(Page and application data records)
[Start of Attachment]

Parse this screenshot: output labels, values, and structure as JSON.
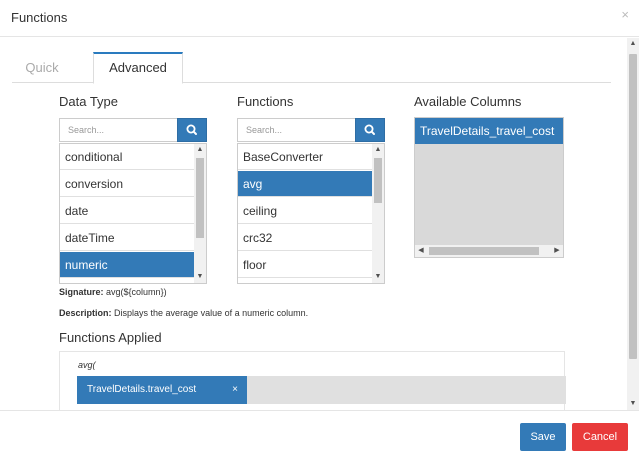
{
  "dialog": {
    "title": "Functions",
    "close_glyph": "×"
  },
  "tabs": [
    {
      "label": "Quick",
      "active": false
    },
    {
      "label": "Advanced",
      "active": true
    }
  ],
  "data_type": {
    "label": "Data Type",
    "search_placeholder": "Search...",
    "items": [
      {
        "label": "conditional",
        "selected": false
      },
      {
        "label": "conversion",
        "selected": false
      },
      {
        "label": "date",
        "selected": false
      },
      {
        "label": "dateTime",
        "selected": false
      },
      {
        "label": "numeric",
        "selected": true
      }
    ]
  },
  "functions": {
    "label": "Functions",
    "search_placeholder": "Search...",
    "items": [
      {
        "label": "BaseConverter",
        "selected": false
      },
      {
        "label": "avg",
        "selected": true
      },
      {
        "label": "ceiling",
        "selected": false
      },
      {
        "label": "crc32",
        "selected": false
      },
      {
        "label": "floor",
        "selected": false
      }
    ]
  },
  "available_columns": {
    "label": "Available Columns",
    "items": [
      {
        "label": "TravelDetails_travel_cost",
        "selected": true
      }
    ]
  },
  "signature": {
    "label": "Signature:",
    "value": "avg(${column})"
  },
  "description": {
    "label": "Description:",
    "value": "Displays the average value of a numeric column."
  },
  "functions_applied": {
    "label": "Functions Applied",
    "expression": "avg(",
    "chip_label": "TravelDetails.travel_cost",
    "chip_remove": "×"
  },
  "footer": {
    "save_label": "Save",
    "cancel_label": "Cancel"
  },
  "icons": {
    "search": "search-icon",
    "close": "close-icon"
  },
  "colors": {
    "primary": "#337ab7",
    "danger": "#e83a3a",
    "tab_accent": "#2a7bbf"
  }
}
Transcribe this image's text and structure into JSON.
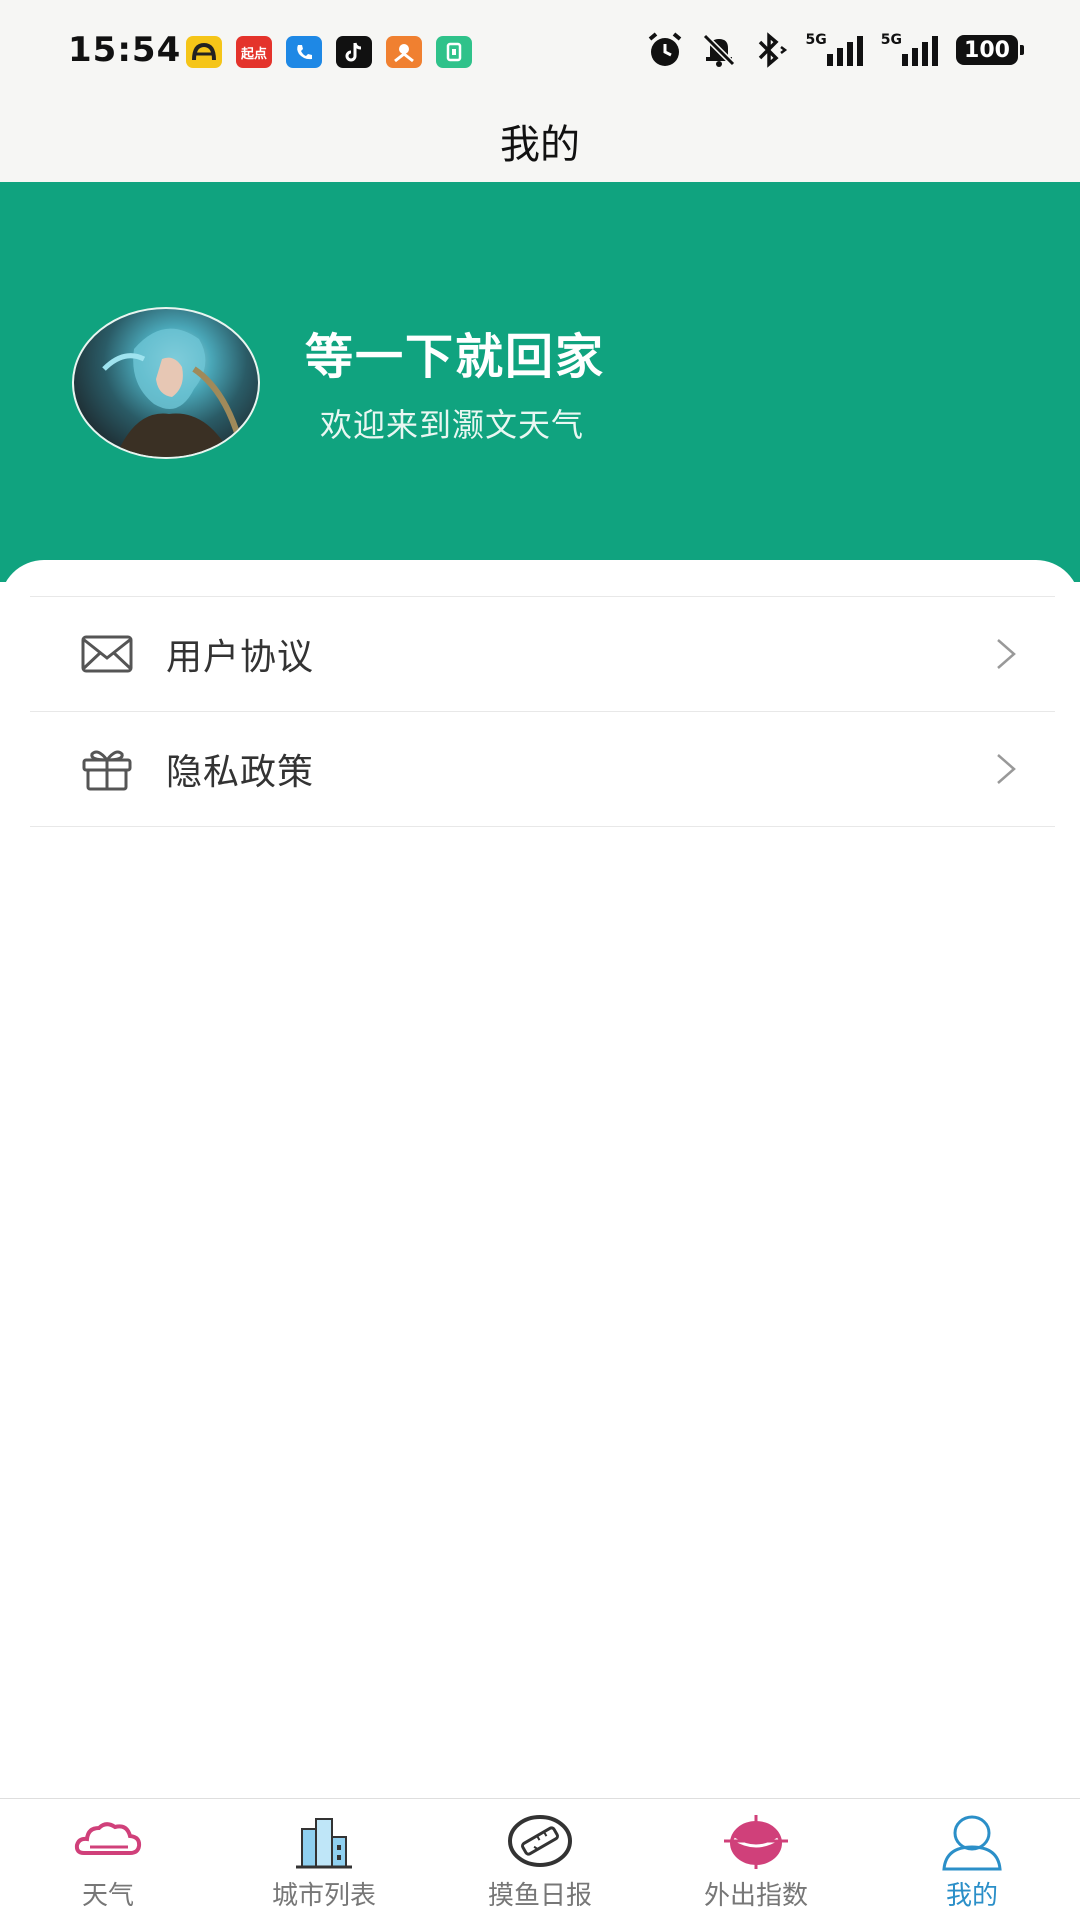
{
  "status_bar": {
    "time": "15:54",
    "notif_apps": [
      {
        "icon": "app-yellow-icon",
        "color": "#f5c518",
        "text": ""
      },
      {
        "icon": "qidian-icon",
        "color": "#e4332b",
        "text": "起点"
      },
      {
        "icon": "phone-app-icon",
        "color": "#1e88e5",
        "text": ""
      },
      {
        "icon": "tiktok-icon",
        "color": "#111111",
        "text": ""
      },
      {
        "icon": "app-orange-icon",
        "color": "#f08030",
        "text": ""
      },
      {
        "icon": "app-green-icon",
        "color": "#2fc28a",
        "text": ""
      }
    ],
    "signal_1": "5G",
    "signal_2": "5G",
    "battery": "100"
  },
  "header": {
    "title": "我的"
  },
  "profile": {
    "name": "等一下就回家",
    "welcome": "欢迎来到灏文天气",
    "banner_color": "#10a37f"
  },
  "menu": [
    {
      "icon": "envelope-icon",
      "label": "用户协议"
    },
    {
      "icon": "gift-icon",
      "label": "隐私政策"
    }
  ],
  "bottom_nav": [
    {
      "icon": "cloud-icon",
      "label": "天气",
      "active": false
    },
    {
      "icon": "city-buildings-icon",
      "label": "城市列表",
      "active": false
    },
    {
      "icon": "fish-ruler-icon",
      "label": "摸鱼日报",
      "active": false
    },
    {
      "icon": "outing-index-icon",
      "label": "外出指数",
      "active": false
    },
    {
      "icon": "user-icon",
      "label": "我的",
      "active": true
    }
  ],
  "colors": {
    "accent": "#10a37f",
    "nav_active": "#2b8fc8",
    "nav_pink": "#d0407a"
  }
}
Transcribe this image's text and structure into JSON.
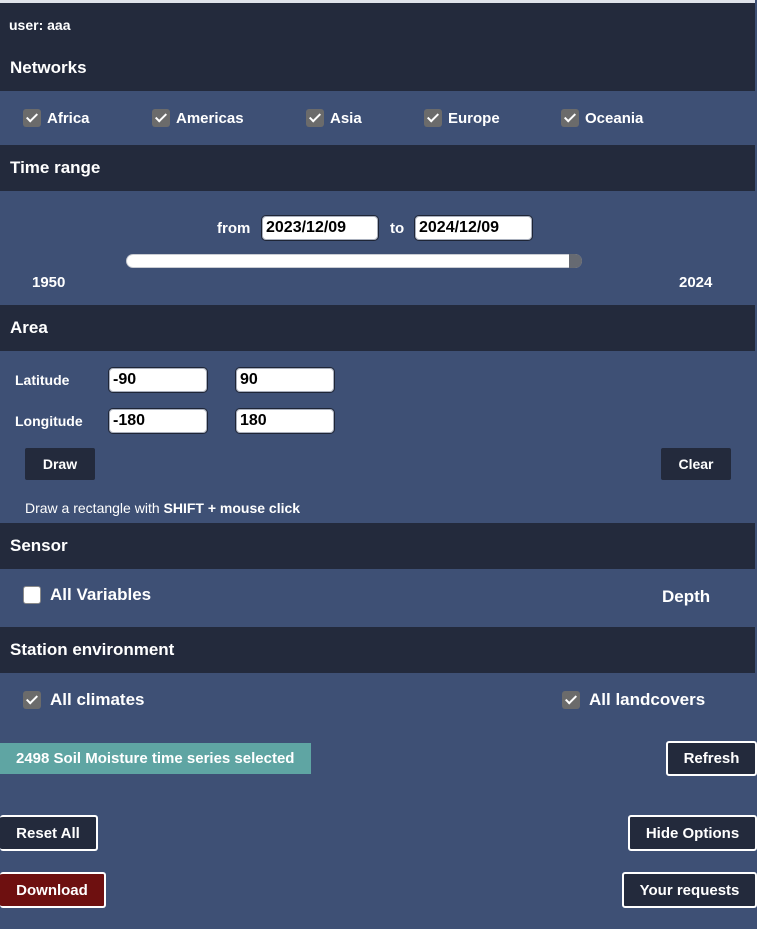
{
  "user": {
    "label": "user: aaa"
  },
  "networks": {
    "title": "Networks",
    "items": [
      {
        "label": "Africa",
        "checked": true
      },
      {
        "label": "Americas",
        "checked": true
      },
      {
        "label": "Asia",
        "checked": true
      },
      {
        "label": "Europe",
        "checked": true
      },
      {
        "label": "Oceania",
        "checked": true
      }
    ]
  },
  "time_range": {
    "title": "Time range",
    "from_label": "from",
    "from_value": "2023/12/09",
    "to_label": "to",
    "to_value": "2024/12/09",
    "min_label": "1950",
    "max_label": "2024",
    "slider_fraction": 0.985
  },
  "area": {
    "title": "Area",
    "latitude_label": "Latitude",
    "lat_min": "-90",
    "lat_max": "90",
    "longitude_label": "Longitude",
    "lon_min": "-180",
    "lon_max": "180",
    "draw_label": "Draw",
    "clear_label": "Clear",
    "hint_prefix": "Draw a rectangle with ",
    "hint_keys": "SHIFT + mouse click"
  },
  "sensor": {
    "title": "Sensor",
    "all_variables_label": "All Variables",
    "all_variables_checked": false,
    "depth_label": "Depth"
  },
  "station_environment": {
    "title": "Station environment",
    "all_climates_label": "All climates",
    "all_climates_checked": true,
    "all_landcovers_label": "All landcovers",
    "all_landcovers_checked": true
  },
  "status": {
    "selected_text": "2498 Soil Moisture time series selected"
  },
  "actions": {
    "refresh_label": "Refresh",
    "reset_all_label": "Reset All",
    "hide_options_label": "Hide Options",
    "download_label": "Download",
    "your_requests_label": "Your requests"
  },
  "colors": {
    "band": "#232a3c",
    "panel": "#3e5075",
    "status_badge": "#5fa5a3",
    "download": "#6e1010"
  }
}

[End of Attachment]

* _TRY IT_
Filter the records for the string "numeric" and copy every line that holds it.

* _WRITTEN ANSWER_
        "label": "numeric",
    "value": "Displays the average value of a numeric column."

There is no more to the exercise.